Entries from a dataset of interfaces:
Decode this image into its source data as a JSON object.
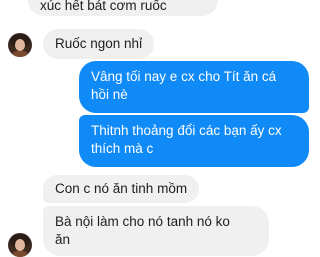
{
  "messages": [
    {
      "id": "b0",
      "side": "in",
      "lines": [
        "xúc hết bát cơm ruốc"
      ]
    },
    {
      "id": "b1",
      "side": "in",
      "lines": [
        "Ruốc ngon nhỉ"
      ]
    },
    {
      "id": "b2",
      "side": "out",
      "lines": [
        "Vâng tối nay e cx cho Tít ăn cá",
        "hồi nè"
      ]
    },
    {
      "id": "b3",
      "side": "out",
      "lines": [
        "Thitnh thoảng đổi các bạn ấy cx",
        "thích mà c"
      ]
    },
    {
      "id": "b4",
      "side": "in",
      "lines": [
        "Con c nó ăn tinh mồm"
      ]
    },
    {
      "id": "b5",
      "side": "in",
      "lines": [
        "Bà nội làm cho nó tanh nó ko",
        "ăn"
      ]
    }
  ],
  "colors": {
    "incoming_bubble": "#f1f0f0",
    "outgoing_bubble": "#0f8af7",
    "incoming_text": "#1c1e21",
    "outgoing_text": "#ffffff"
  },
  "icons": {
    "contact_avatar": "avatar"
  }
}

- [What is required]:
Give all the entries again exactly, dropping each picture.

- [Answer area]:
Decode this image into its source data as a JSON object.
{
  "messages": [
    {
      "id": "b0",
      "side": "in",
      "lines": [
        "xúc hết bát cơm ruốc"
      ]
    },
    {
      "id": "b1",
      "side": "in",
      "lines": [
        "Ruốc ngon nhỉ"
      ]
    },
    {
      "id": "b2",
      "side": "out",
      "lines": [
        "Vâng tối nay e cx cho Tít ăn cá",
        "hồi nè"
      ]
    },
    {
      "id": "b3",
      "side": "out",
      "lines": [
        "Thitnh thoảng đổi các bạn ấy cx",
        "thích mà c"
      ]
    },
    {
      "id": "b4",
      "side": "in",
      "lines": [
        "Con c nó ăn tinh mồm"
      ]
    },
    {
      "id": "b5",
      "side": "in",
      "lines": [
        "Bà nội làm cho nó tanh nó ko",
        "ăn"
      ]
    }
  ],
  "colors": {
    "incoming_bubble": "#f1f0f0",
    "outgoing_bubble": "#0f8af7",
    "incoming_text": "#1c1e21",
    "outgoing_text": "#ffffff"
  },
  "icons": {
    "contact_avatar": "avatar"
  }
}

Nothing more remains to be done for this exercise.